23. Facilitators agreed on the importance of continuing the active cooperation on raw materials and requested colleagues to review and modernize the U.S.-EU Raw Materials Action Plan in 2015.


24. The United States and the EU recognize SMEs as critical motors of growth and job creation and key sources of innovation and entrepreneurship. Since 2011, the TEC has included a specific work stream with the objective to enhance transatlantic cooperation on issues relevant for U.S. and EU SMEs in order to increase trade and investment opportunities. As a result five workshops have taken place to exchange best practices and find collaborative ways to fulfil that aim. Meetings gathered U.S. and EU officials together with Member States’ representatives, SME stakeholders and business associations. Participants discussed concrete examples to stimulate growth in our SMEs in the context of a transatlantic market. Issues tabled included SME access to finance, IPR, entrepreneurship, access to standards, support to cluster policy, information sharing and SMEs internationalisation. Regulator contacts led to the signature of a Memorandum of Understanding between the U.S. Department of Commerce International Trade Administration and the European Commission's DG ENTR on joint U.S.-EU SME business cooperation.

25. These closer contacts between both administrations contributed also to the inclusion of a first ever SME Chapter in the context of the T-TIP negotiations.

26. Facilitators noted the report of the last SME workshop in Brussels on October 7-8, 2013, and other related transatlantic SME initiatives during 2014.

27. Facilitators agreed to host a new SME workshop in the U.S. on April 21, 2015, organised in line with the next T-TIP negotiating round. There is a common agreement to continue exchange of best practices on SME related topics as well as use the existing SME work stream to update businesses and business associations on progress achieved in TTIP negotiations, paying particular importance to solutions beneficial for the smallest companies.

Biobased economy

28. The United States and EU confirmed their commitment to continue their cooperation on biobased products. To advance this work, Facilitators agreed that the two sides would host joint expert-level workshops in the second half of 2015 to exchange information on the progress of standardisation work in CEN and ASTM for biobased products, with the objective of clarifying the landscape for SMEs on both sides of the Atlantic, and therefore helping to incentivise growth in this innovative area

29. Facilitators instructed the U.S Department of Agriculture, together with the U.S. Department of Commerce, DG GROW, DG RTD and DG JRC to continue to exchange best practices on how to support the market for biobased products in the U.S. and the EU, taking into account government initiatives such as the European Bio-economy Observatory; and promoting awareness, training, education; as well as expanding the links between networks of farmers, researchers, and manufacturers in the U.S. and the EU.

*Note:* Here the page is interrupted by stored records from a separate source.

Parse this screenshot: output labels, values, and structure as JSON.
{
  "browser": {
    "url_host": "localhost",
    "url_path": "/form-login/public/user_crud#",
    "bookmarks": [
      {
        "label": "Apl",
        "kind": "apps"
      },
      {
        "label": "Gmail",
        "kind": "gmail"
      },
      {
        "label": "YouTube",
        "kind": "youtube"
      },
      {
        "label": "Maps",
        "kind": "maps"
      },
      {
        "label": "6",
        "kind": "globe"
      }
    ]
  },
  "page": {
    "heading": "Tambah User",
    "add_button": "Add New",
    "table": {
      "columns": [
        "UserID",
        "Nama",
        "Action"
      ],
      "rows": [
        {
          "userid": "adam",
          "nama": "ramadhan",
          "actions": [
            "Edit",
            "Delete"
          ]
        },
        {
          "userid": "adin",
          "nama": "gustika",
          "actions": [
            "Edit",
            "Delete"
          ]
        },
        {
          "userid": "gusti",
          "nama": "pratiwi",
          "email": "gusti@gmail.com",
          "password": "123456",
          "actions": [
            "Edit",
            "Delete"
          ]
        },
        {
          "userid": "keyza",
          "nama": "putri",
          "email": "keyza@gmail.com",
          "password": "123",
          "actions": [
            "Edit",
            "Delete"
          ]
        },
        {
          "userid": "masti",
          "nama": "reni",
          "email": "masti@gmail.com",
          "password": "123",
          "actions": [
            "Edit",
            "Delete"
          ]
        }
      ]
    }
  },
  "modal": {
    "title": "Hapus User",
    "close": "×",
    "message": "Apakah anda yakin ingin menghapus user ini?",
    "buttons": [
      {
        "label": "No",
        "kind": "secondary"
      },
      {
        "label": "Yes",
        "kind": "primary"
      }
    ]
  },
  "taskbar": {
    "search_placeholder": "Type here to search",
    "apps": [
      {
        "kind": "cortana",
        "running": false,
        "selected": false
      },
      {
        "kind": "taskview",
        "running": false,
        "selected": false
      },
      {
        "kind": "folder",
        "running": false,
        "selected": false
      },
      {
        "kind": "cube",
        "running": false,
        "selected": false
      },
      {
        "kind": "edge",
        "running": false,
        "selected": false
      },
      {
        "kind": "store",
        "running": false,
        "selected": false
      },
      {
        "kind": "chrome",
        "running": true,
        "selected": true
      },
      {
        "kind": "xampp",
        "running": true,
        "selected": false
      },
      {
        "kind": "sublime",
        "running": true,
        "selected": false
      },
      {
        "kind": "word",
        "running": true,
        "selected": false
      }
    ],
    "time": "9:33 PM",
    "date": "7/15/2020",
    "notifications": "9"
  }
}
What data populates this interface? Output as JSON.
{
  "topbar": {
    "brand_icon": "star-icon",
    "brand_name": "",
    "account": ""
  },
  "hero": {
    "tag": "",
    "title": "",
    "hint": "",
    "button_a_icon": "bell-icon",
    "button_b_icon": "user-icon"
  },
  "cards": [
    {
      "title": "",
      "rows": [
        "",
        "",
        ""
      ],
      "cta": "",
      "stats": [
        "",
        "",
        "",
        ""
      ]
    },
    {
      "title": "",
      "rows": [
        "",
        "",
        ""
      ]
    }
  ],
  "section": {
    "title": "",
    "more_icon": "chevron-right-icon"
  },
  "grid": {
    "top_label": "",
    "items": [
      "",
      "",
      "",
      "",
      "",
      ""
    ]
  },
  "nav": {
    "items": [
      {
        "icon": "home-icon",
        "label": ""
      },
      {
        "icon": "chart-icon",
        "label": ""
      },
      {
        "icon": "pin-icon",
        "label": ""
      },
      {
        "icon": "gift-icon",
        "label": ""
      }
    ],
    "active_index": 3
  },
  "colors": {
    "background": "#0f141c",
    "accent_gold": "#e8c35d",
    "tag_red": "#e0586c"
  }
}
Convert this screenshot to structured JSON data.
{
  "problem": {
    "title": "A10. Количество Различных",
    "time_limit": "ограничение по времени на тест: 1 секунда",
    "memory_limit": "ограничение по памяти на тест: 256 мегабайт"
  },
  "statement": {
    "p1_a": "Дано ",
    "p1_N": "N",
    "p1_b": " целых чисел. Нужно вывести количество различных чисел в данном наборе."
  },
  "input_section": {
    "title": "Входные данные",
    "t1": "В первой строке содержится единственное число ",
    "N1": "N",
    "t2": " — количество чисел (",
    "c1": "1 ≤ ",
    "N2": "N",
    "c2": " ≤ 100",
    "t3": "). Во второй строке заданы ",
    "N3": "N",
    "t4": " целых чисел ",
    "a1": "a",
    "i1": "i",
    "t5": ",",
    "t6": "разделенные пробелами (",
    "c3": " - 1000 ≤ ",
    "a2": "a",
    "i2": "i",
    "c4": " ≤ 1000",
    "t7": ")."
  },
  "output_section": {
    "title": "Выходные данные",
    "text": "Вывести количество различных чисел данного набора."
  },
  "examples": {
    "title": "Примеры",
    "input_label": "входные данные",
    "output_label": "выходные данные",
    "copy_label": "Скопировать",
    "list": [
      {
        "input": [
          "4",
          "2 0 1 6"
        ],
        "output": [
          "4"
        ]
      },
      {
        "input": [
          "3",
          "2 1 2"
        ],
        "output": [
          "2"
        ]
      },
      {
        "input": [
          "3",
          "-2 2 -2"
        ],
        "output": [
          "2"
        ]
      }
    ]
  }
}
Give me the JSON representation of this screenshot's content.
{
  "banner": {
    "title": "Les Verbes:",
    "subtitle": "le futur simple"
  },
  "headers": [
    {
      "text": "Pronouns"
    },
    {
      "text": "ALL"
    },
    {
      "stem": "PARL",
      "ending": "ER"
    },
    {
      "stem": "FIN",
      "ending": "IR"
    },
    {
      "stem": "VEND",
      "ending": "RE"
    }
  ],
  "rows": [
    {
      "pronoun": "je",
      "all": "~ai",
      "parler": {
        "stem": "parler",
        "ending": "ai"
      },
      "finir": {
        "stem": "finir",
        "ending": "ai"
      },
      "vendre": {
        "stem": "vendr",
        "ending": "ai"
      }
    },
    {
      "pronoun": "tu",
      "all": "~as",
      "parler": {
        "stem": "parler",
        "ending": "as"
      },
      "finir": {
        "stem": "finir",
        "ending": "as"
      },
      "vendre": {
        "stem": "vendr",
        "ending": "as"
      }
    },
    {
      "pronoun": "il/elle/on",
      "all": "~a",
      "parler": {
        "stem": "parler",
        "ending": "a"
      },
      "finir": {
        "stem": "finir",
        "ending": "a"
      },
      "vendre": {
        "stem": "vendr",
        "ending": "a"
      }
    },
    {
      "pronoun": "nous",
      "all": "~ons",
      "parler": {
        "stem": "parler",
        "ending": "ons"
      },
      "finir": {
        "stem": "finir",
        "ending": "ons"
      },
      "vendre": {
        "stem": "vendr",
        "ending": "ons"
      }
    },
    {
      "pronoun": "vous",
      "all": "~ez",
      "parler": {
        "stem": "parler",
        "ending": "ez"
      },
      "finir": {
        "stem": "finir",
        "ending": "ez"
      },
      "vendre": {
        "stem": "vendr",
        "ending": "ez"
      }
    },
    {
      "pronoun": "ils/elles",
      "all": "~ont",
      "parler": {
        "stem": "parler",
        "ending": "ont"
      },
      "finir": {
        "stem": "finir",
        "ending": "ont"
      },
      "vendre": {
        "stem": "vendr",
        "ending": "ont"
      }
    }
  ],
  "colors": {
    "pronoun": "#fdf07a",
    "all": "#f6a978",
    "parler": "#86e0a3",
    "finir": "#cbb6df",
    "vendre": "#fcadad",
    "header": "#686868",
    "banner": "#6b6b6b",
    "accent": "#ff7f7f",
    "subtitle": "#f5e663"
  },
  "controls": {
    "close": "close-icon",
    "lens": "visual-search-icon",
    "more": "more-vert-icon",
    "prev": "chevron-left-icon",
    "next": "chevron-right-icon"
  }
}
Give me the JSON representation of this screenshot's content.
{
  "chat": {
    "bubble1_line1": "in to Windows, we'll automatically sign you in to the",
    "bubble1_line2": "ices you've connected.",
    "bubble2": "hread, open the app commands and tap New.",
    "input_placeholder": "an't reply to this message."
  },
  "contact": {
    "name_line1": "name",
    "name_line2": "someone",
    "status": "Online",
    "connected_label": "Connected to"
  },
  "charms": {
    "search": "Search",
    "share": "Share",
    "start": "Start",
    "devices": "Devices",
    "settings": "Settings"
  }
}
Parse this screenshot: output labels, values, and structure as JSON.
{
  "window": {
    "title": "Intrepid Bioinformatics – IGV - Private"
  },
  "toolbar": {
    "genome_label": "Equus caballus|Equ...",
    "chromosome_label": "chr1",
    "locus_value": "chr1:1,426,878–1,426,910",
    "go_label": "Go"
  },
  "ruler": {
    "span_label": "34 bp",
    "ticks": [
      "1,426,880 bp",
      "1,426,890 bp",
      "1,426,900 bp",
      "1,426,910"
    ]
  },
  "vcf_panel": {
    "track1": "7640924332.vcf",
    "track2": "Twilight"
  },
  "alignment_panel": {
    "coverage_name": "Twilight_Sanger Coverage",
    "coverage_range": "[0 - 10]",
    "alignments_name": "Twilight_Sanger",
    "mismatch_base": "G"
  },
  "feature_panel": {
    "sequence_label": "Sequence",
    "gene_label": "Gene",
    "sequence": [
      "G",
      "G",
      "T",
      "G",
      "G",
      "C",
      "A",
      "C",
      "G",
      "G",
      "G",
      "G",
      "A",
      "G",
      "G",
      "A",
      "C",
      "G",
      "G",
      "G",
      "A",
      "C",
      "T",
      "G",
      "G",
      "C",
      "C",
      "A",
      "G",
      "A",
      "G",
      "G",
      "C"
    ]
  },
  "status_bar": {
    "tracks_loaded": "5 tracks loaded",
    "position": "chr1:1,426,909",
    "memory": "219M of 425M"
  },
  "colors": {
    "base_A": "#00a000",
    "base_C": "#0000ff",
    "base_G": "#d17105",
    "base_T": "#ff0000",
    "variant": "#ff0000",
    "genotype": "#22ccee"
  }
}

30. Facilitators were pleased to hear about the regular contacts between the U.S. Emerging Technologies Interagency Policy Coordination Committee and the EU Inter-Service Group on nanotechnology, in the form of bi-annual videoconferences, the most recent having taken place on December 8, 2014. They recommended that this approach continue, in order to informally exchange information about regulatory developments and U.S.-EU research collaboration.

Supply chain security

31. Facilitators highlighted the "Secure Trade" workstream as an important TEC success story. Transatlantic cooperation is functioning well as a result of three mutual recognition agreements, on trusted trader programs, air cargo security practices in airports, and seaport security practices. For example, more than 500 trusted traders already get automated benefits from mutual recognition by U.S. and EU customs authorities. Continued dialogue is foreseen in 2015 to review and update work undertaken under the June 2011 joint statement on supply-chain security. Facilitators agreed that no further work under the TEC framework is needed in this area for the time being.

[1] See "SLAM" project, which runs until 2nd half of 2017